I’ve had a very hectic few weeks – starting a
new job, having even more job interviews and working out where I’ll be in the
coming months- but luckily, in spite of this chaos, I’ve been able to keep on
top of my reading and get through some absolutely fantastic books this month.
I’ve actually been quite adventurous and have read a couple of non fiction
texts alongside my usual novels… who would have thought it?
One of the first books I managed to get my
teeth sunk into this month was When
Breath Becomes Air by Paul
Kalanithi. This one was one that I have had on my radar for a little while,
having seen it all over the place – reviews on blogs and in newspapers,
recommended reads in bookstores – so buying a copy was always on my agenda. I picked
it up and finished it within a day or two, which really does illuminate just
how good of a book it was. It was absolutely devastating- a young man in his
thirties who had dedicated over ten years of his life to surgery and medicine

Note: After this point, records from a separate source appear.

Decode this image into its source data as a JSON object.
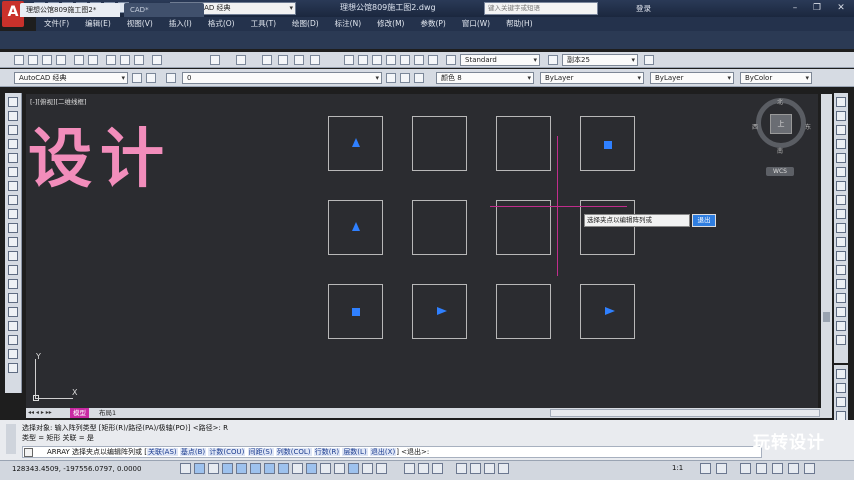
{
  "app": {
    "logo_letter": "A",
    "workspace": "AutoCAD 经典",
    "document_title": "理想公馆809施工图2.dwg",
    "search_placeholder": "键入关键字或短语",
    "login_label": "登录",
    "window_controls": [
      "–",
      "❐",
      "✕"
    ]
  },
  "menu": [
    "文件(F)",
    "编辑(E)",
    "视图(V)",
    "插入(I)",
    "格式(O)",
    "工具(T)",
    "绘图(D)",
    "标注(N)",
    "修改(M)",
    "参数(P)",
    "窗口(W)",
    "帮助(H)"
  ],
  "tabs": [
    {
      "label": "理想公馆809施工图2*"
    },
    {
      "label": "CAD*"
    }
  ],
  "toolbar2": {
    "text_style": "Standard",
    "dim_style": "副本25"
  },
  "toolbar3": {
    "workspace": "AutoCAD 经典",
    "layer": "0",
    "color": "颜色 8",
    "linetype": "ByLayer",
    "lineweight": "ByLayer",
    "plotstyle": "ByColor"
  },
  "canvas": {
    "view_label": "[-][俯视][二维线框]",
    "watermark_text": "设计",
    "tooltip_text": "选择夹点以编辑阵列或",
    "tooltip_input": "退出",
    "viewcube_face": "上",
    "compass": {
      "n": "北",
      "s": "南",
      "w": "西",
      "e": "东"
    },
    "wcs_label": "WCS",
    "ucs_x": "X",
    "ucs_y": "Y",
    "grip_icons": [
      "triangle-up",
      "square",
      "triangle-right"
    ]
  },
  "layout_tabs": [
    "模型",
    "布局1"
  ],
  "command": {
    "history_1": "选择对象:  输入阵列类型 [矩形(R)/路径(PA)/极轴(PO)] <路径>: R",
    "history_2": "类型 = 矩形  关联 = 是",
    "prompt_prefix": "ARRAY 选择夹点以编辑阵列或",
    "options": [
      "关联(AS)",
      "基点(B)",
      "计数(COU)",
      "间距(S)",
      "列数(COL)",
      "行数(R)",
      "层数(L)",
      "退出(X)"
    ],
    "prompt_suffix": "<退出>:"
  },
  "status": {
    "coords": "128343.4509,  -197556.0797,  0.0000",
    "anno_scale": "1:1"
  },
  "brand_watermark": "玩转设计",
  "colors": {
    "canvas_bg": "#2b2c30",
    "grip_blue": "#2f80ff",
    "watermark_pink": "#f28dbb",
    "crosshair": "#c02d8c"
  }
}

discovers that he is absolutely riddled with lung cancer. He is no longer
doctor and takes on the role of patient, writing down his experience and the

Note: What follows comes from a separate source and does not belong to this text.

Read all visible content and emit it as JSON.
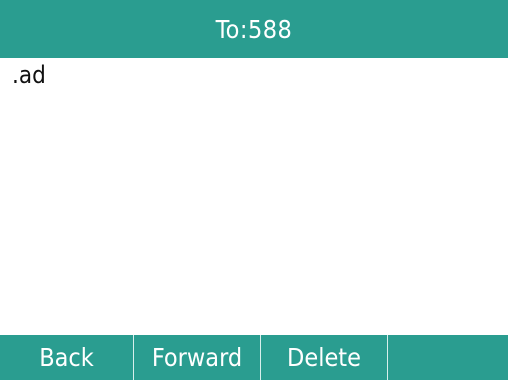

feelings that he has throughout this incredibly difficult time period. I won’t
spoil the ending but I will say that I absolutely sobbed my heart out at
multiple points- the story is a true
one, after all.
Having been emotionally destroyed by When Breath Becomes Air, I wanted
something a little bit more cheery to read next. Another book that I’d had in
my Amazon basket for quite a while was The
Penguin Lessons by Tom Michell,
so this was the book I picked up next. I am very, very pleased to say that The Penguin Lessons was everything I
needed to pick me right back up again- and more. Another non-fiction text, the
story follows Tom on his gap year in Argentina, where, on a weekend break in
Uruguay, he discovers a single, living penguin on a beach covered in dead ones.
He takes the penguin (who he later names Juan Salvador) back to the apartment
he is staying in to clean it up, before attempting to return it to the beach: I
say attempting, quite frankly, because little Juan Salvador refuses to leave
Tom and instead he finds himself smuggling the penguin across the
Uruguayan/Argentine border and installing it in the International school where
he teachers English. The book is beautifully written, joyful and just a
downright lovely book to read. I’d read it over and over again.
absolutely love watching Sanne’s (booksandquills) videos on youtube and she
recommended reading Vinegar Girl by Anne Tyler in one of her videos. I
bought it on a whim whilst browsing in Waterstones (mostly because it’s a
retelling of the Taming of the Shrew- my favourite Shakespeare play) and I am
very glad I did as it is absolutely fantastic. Kate, the protagonist, is asked
by her dad, a mad scientist, to consider marrying his lab assistant. Why, you
may ask? Why, to get him a Green Card of course. The novel plays on so many
different themes and has the most delightful prose throughout it – it’s definitely
one you have to read to truly believe how good it is.
My final book of the last few weeks is, of
course, a psychological thriller- I wouldn’t be me otherwise, would I? My
colleague Denise has been telling me to read Behind Closed Doors by B.
A.Paris for pretty much the entire time I’ve been working with her (around
a year) and I’ve FINALLY done as I was told and got myself through it. It
really didn’t take much – I powered through the entire thing in a matter of an
evening and I didn’t look back once. It was PHENONEMAL. There’s been a LOT of
hype surrounding this book and I’m slightly ashamed to say that this did
actually put me off a little bit – I fully expected to be disappointed and
underwhelmed but that most certainly was not the case here at all. It was
tense, it was intriguing and I felt myself instantly sucked into the tale. I’m
really excited to read more of B. A. Paris’s books after reading this one!
What have you been reading so far this month?
Let me know!